Saenko, O.A., Weaver, A.J. and Schmittner, A.  2003.  Atlantic deep circulation controlled by freshening in the Southern Ocean.  Geophysical Research Letters 30: 10.1029/2003GL017681.

Many people fear - or at least claim they do - that global warming will lead to enhanced precipitation in high northern latitudes, which will lead to augmented freshwater runoff to the North Atlantic Ocean, which will lead to a precipitous decline in North Atlantic Deep Water formation, which will produce a swift reduction in the global ocean's thermohaline circulation, which will shut down the Gulf Stream and bring cold times to Europe [see Rapid Climate Change in our Subject Index].  Are their worries justified?

What was done
In exploring this hypothesis, the authors used "a coupled model which comprises an ocean general circulation model, a dynamic-thermodynamic sea ice model and an energy-moisture balance atmospheric model" to examine "the effect of meridional moisture transport in the Southern Hemisphere mid-latitudes on the meridional overturning circulation (MOC) and heat transport in the Atlantic."

What was learned
The authors purport to show that "the Atlantic MOC, northward oceanic heat transport, and the associated air-sea heat flux anomalies are all proportional to the southward moisture transport from subtropical to subpolar regions in the Southern Hemisphere."

What it means
In the words of the authors, "it has often been pointed out that in a warmer climate, an intensified hydrological cycle would weaken the MOC by transporting more moisture northward."  Their results, however, "suggest that the intensified hydrological cycle could also tend to stabilize the MOC by transporting more moisture southward."  The bottom line, as they thus remark, is that the various mechanisms that have been proposed for controlling deep water formation in the North Atlantic "remain controversial."

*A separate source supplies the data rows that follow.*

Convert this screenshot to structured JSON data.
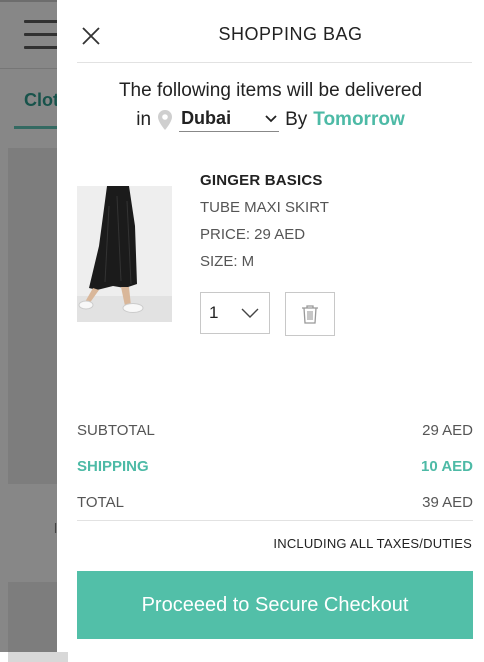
{
  "background": {
    "tab_label": "Clot",
    "stub_text": "l"
  },
  "bag": {
    "title": "SHOPPING BAG",
    "delivery_line1": "The following items will be delivered",
    "in_label": "in",
    "city": "Dubai",
    "by_label": "By",
    "when": "Tomorrow"
  },
  "item": {
    "brand": "GINGER BASICS",
    "name": "TUBE MAXI SKIRT",
    "price": "PRICE: 29 AED",
    "size": "SIZE: M",
    "quantity": "1"
  },
  "totals": {
    "subtotal_label": "SUBTOTAL",
    "subtotal_value": "29 AED",
    "shipping_label": "SHIPPING",
    "shipping_value": "10 AED",
    "total_label": "TOTAL",
    "total_value": "39 AED",
    "taxes_note": "INCLUDING ALL TAXES/DUTIES"
  },
  "checkout_label": "Proceeed to Secure Checkout",
  "icons": {
    "close": "close-icon",
    "pin": "location-pin-icon",
    "chevron": "chevron-down-icon",
    "trash": "trash-icon"
  },
  "colors": {
    "accent": "#52bfa8",
    "accent_text": "#4dbaa6"
  }
}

In view of these developments, it would appear to be way too early to even think of concluding, as many climate alarmists do, that there could soon be a warming-induced freezing of Europe of the "rapid climate change" type.

Reviewed 12 November 2003